Adani Ports named consultant to Dhamra Port ahead of acquisition3 min read . Updated: 12 Dec 2013, 12:54 AM IST
Dhamra Port wants the expertise of Adani Ports in running the port
Mumbai: Adani Ports and Special Economic Zone Ltd (APSEZ), which is set to buy Dhamra Port Co. Ltd for ₹ 5,000 crore, has been appointed as a management consultant to Dhamra Port, an equal joint venture of Larsen and Toubro Ltd (L&T) and Tata Steel Ltd, according to two people close to the development.
This is the first time in India a potential acquirer is coming on board at a target company ahead of an acquisition.
“Dhamra Port wanted the expertise of Adani Ports in running the port. Adani Ports was more than happy to extend its help," said one of the people. The second person said Citibank NA is advising Dhamra Port on potential stake sale and a deal would be concluded shortly. Both requested anonymity.
The Adani Group-controlled Adani Ports is set to buy Dhamra port in Odisha after its operator secured environmental and coastal clearances for its second phase of expansion, Mint reported on 22 October.
Being named as a consultant before the potential acquisition will give Adani Ports a chance to evaluate the proposal in a better way, according to Atul C. Kulkarni, an independent maritime consultant.
He did not rule out an overseas port company challenging the bid of Adani Ports in the last minute, considering the locational advantage for bulk cargo on the east coast.
“An acquirer playing the role of a consultant to the target firm reflects transparency in deal-making process. The acquirer is able to get insights into the business it plans to acquire. There are no surprises for both sides. At the same time, the buyer is able to maximize the value of the asset or firm before it pays for it by providing operational expertise and business know-how," said Vishwas Udgirkar, senior director at Deloitte India, a consultancy.
If the deal goes through, it will be one of the largest in India’s port’s sector.
Dhamra Port was awarded the rights by the Odisha government in 2004 to develop and operate the port for 30 years with an option to extend the contract for two additional periods of 10 years each.
The first phase of the port, which has a capacity to load 25 million tonnes (mt) of cargo, cost about ₹ 3,200 crore to build. It started commercial operations in May 2011 from two fully mechanized berths capable of handling coking coal, steam and thermal coal, limestone and iron ore.

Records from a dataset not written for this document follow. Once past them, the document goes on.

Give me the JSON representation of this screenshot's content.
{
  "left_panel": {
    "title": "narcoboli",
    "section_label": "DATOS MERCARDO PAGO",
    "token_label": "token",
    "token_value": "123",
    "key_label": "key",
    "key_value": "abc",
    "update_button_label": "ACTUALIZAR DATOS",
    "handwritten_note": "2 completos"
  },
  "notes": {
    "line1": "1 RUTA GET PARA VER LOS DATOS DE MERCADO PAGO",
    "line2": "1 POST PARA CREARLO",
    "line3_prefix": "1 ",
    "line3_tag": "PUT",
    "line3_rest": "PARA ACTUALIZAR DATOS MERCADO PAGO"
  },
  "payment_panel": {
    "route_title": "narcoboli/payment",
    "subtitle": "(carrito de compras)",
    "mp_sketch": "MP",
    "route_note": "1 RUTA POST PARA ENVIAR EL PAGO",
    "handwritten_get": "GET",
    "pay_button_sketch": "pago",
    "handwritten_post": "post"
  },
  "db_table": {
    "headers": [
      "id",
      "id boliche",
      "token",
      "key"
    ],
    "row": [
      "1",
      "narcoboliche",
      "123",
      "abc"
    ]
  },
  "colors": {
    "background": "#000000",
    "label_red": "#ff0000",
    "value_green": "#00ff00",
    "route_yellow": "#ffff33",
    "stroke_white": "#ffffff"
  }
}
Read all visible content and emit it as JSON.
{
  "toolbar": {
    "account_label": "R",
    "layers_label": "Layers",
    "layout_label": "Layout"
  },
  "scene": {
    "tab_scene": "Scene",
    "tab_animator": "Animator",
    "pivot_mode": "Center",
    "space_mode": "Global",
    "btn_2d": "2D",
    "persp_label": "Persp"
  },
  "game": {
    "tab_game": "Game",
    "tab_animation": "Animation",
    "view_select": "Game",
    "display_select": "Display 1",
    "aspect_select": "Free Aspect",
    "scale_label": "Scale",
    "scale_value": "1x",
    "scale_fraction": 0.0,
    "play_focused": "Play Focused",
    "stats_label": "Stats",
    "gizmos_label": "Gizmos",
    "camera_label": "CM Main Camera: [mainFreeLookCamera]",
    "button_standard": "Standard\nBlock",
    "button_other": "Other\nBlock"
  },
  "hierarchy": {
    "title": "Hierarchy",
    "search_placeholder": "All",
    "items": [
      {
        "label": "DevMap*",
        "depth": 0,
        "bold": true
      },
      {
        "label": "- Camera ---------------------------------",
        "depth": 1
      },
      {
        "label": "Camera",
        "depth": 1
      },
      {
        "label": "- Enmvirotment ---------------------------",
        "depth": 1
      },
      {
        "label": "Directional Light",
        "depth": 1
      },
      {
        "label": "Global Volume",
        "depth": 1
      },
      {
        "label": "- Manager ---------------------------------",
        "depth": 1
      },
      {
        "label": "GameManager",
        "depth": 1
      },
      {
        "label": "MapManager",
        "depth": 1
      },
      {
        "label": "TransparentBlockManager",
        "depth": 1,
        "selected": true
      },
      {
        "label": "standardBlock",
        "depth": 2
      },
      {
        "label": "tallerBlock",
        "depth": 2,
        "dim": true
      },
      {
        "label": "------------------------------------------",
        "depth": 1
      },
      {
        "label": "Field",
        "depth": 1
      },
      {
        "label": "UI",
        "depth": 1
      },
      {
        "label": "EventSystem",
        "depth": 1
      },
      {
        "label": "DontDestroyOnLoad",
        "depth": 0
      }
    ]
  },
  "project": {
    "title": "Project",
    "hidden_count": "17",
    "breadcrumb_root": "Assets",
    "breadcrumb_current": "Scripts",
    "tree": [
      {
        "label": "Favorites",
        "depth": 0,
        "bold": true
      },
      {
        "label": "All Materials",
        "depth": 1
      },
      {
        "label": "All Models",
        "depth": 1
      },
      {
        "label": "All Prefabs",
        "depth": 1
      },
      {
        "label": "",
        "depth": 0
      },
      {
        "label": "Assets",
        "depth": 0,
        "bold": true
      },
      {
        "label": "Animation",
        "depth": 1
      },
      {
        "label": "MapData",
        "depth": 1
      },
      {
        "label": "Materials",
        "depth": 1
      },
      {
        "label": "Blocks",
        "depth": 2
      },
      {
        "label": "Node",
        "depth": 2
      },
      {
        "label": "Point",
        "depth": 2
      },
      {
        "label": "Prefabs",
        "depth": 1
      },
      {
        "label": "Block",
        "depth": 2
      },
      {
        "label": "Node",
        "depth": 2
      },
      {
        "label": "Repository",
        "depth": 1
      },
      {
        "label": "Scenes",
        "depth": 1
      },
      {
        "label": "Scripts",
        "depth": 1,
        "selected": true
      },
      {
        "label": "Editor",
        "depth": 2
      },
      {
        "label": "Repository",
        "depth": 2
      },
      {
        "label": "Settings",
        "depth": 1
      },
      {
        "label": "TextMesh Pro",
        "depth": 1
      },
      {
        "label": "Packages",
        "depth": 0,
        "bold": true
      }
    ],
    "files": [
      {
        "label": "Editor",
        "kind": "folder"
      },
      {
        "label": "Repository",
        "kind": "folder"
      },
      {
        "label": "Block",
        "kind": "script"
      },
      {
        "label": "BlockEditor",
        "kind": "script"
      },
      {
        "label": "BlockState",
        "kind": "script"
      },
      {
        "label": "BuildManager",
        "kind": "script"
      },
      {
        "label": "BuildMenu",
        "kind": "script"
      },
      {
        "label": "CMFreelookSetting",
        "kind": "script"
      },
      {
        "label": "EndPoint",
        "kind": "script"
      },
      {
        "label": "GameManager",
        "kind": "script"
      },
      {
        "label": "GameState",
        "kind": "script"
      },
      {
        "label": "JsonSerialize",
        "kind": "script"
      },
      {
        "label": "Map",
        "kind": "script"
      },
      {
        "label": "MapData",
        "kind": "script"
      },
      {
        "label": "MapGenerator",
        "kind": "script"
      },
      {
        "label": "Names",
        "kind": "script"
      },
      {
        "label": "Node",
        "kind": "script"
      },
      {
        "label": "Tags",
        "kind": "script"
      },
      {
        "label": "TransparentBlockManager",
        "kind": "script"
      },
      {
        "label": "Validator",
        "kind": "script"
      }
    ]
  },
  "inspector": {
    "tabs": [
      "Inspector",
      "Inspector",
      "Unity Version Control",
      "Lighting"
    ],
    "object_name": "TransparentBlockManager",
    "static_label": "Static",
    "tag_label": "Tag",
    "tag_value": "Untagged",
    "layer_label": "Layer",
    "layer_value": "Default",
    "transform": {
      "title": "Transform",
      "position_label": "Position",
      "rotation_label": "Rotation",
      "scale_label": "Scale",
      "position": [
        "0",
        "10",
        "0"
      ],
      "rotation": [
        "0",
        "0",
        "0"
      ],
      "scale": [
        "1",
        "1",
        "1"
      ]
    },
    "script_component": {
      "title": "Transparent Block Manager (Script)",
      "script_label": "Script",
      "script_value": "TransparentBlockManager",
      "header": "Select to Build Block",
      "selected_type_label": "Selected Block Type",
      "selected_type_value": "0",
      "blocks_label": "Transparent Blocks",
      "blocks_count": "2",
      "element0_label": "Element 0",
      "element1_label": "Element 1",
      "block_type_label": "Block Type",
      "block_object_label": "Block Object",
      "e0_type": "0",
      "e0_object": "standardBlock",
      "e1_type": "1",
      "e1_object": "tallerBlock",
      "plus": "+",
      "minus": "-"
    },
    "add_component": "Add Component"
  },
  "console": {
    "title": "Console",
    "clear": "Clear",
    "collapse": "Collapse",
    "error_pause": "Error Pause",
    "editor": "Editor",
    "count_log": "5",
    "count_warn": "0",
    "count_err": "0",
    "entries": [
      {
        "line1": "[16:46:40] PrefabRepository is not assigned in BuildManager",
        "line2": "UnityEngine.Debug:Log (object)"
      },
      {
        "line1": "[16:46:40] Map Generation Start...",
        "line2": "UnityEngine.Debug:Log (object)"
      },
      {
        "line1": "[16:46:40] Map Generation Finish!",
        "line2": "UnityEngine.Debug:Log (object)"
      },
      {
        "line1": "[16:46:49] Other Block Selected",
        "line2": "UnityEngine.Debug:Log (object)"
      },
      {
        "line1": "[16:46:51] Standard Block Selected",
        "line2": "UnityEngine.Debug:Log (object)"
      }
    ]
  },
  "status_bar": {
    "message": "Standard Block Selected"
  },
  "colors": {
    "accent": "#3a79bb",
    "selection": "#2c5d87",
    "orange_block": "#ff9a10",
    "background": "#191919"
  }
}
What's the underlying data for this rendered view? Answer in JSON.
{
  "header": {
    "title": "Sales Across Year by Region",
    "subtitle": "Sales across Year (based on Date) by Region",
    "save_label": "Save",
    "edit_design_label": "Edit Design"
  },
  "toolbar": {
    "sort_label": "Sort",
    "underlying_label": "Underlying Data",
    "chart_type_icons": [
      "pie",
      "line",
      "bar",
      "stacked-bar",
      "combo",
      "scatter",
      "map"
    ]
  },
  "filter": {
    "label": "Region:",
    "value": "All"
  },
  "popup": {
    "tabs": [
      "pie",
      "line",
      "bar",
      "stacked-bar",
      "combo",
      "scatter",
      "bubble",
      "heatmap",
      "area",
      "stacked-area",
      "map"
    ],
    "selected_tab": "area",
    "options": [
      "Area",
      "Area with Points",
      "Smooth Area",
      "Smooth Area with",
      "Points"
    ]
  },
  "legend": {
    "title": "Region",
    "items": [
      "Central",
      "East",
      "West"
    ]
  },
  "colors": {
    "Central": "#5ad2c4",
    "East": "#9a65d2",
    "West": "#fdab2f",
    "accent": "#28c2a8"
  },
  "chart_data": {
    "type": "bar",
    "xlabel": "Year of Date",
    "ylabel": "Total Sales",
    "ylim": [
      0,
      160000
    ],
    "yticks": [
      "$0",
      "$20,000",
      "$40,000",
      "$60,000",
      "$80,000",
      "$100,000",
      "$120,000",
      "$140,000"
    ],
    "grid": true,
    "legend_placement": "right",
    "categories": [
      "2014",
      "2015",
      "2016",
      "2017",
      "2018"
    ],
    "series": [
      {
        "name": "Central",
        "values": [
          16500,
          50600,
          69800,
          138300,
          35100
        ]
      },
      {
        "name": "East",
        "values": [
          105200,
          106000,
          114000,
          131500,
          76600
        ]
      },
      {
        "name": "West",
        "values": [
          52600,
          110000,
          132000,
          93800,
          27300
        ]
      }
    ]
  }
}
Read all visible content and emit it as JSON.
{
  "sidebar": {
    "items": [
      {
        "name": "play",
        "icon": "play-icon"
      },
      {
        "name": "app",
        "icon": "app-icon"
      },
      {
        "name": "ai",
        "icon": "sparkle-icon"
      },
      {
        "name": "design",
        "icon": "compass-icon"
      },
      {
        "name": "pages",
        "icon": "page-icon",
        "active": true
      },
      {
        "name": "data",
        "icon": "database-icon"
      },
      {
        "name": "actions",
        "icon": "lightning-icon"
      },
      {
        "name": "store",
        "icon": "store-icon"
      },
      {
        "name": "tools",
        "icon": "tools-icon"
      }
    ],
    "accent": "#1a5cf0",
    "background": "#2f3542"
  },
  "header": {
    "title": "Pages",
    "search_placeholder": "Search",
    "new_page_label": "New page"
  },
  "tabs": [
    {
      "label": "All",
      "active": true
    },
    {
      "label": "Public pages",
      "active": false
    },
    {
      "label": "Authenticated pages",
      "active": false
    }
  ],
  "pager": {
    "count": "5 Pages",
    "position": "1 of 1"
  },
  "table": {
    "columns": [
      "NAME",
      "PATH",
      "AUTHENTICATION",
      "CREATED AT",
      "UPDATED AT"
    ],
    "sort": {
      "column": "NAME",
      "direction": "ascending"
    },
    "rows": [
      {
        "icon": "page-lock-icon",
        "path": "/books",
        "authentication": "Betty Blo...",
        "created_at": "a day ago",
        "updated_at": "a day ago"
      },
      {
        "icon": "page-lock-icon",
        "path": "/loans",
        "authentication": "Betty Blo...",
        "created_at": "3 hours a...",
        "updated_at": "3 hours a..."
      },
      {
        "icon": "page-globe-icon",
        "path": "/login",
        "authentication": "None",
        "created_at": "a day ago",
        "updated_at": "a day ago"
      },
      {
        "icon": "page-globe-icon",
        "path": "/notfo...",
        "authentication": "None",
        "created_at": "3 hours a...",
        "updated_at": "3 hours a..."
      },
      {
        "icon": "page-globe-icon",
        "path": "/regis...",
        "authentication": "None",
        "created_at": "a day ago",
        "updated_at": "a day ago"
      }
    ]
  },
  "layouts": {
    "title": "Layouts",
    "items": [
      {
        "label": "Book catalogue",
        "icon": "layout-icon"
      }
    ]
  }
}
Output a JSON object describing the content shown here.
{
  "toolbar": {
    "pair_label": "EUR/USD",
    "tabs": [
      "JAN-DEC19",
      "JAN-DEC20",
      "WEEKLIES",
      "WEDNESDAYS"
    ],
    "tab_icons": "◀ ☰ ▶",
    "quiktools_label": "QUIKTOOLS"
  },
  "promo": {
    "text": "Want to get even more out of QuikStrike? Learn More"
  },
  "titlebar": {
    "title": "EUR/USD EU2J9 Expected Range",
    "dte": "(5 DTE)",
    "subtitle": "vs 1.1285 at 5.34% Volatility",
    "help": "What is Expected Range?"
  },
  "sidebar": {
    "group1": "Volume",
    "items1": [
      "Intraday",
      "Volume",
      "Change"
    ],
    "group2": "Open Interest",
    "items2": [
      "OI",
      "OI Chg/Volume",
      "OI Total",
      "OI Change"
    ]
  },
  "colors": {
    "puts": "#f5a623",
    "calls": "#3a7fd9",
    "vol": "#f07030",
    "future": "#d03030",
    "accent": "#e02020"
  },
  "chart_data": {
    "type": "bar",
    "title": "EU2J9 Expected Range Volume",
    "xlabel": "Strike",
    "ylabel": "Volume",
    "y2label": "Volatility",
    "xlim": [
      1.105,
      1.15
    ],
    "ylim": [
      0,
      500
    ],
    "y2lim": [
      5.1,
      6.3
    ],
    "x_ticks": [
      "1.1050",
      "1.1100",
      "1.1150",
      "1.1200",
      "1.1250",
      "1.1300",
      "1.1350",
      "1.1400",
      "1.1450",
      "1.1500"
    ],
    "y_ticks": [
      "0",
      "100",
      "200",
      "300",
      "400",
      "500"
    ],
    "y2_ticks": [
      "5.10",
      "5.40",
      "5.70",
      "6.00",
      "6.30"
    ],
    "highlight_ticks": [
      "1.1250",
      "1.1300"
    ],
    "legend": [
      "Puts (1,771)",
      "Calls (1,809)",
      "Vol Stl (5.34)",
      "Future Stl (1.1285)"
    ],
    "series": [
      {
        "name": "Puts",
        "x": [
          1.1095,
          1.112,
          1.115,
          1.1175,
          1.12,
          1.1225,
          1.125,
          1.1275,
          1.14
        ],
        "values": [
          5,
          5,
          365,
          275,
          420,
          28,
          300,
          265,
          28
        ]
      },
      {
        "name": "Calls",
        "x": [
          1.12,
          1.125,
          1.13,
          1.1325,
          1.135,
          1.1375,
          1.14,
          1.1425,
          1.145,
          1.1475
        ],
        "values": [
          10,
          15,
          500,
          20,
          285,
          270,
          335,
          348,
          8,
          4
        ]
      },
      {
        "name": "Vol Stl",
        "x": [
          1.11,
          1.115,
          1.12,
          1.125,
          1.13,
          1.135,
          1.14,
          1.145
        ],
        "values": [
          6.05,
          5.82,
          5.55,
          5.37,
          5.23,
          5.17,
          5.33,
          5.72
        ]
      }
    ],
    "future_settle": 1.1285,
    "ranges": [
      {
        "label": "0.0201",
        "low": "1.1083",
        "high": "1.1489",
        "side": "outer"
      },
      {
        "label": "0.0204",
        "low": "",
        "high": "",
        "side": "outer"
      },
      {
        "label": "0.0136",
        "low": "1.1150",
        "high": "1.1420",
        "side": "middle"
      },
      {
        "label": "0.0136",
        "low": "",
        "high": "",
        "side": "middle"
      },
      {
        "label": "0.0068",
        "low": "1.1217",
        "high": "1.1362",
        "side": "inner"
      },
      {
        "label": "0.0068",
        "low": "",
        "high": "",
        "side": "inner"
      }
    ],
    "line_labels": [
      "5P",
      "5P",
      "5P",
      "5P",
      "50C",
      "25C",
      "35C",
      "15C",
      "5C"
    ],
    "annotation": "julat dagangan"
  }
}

Experts say being a non-major port, Dhamra is a good proposition for Adani Ports as it is a harbour outside the control of the federal government and is free to set its own rates. In comparison, rates at the Union government-controlled ports are set by the Tariff Authority for Major Ports, or TAMP. Located between government-controlled Haldia and Paradip ports, Dhamra is one of the deepest ports on India’s eastern coast, capable of allowing the biggest of the dry bulk ships with a capacity to load as much as 180,000 tonnes of cargo to dock.
The master plan of the Dhamra Port envisages 15 berths, capable of handling more than 100 mt per annum of bulk, container and general cargo.
On Tuesday, rating firm ICRA Ltd said cargo traffic registered a modest growth during the second quarter of financial year 2014, with a 6% increase in volumes in the first half compared with a 1% contraction recorded in the year-earlier period and a 2% increase on a sequential basis.
“The growth at Adani Port’s flagship, Mundra port, has been driven mainly by upscaling of liquid cargo and dry bulk volumes, which registered a combined increase of 31%, even as container traffic growth has been relatively muted at about 18% year-on-year," it said.
Shares of Adani Ports fell by 1.94% to ₹ 156.80 on BSE, while the exchange’s benchmark Sensex declined by 0.39% to 21,171.41 points.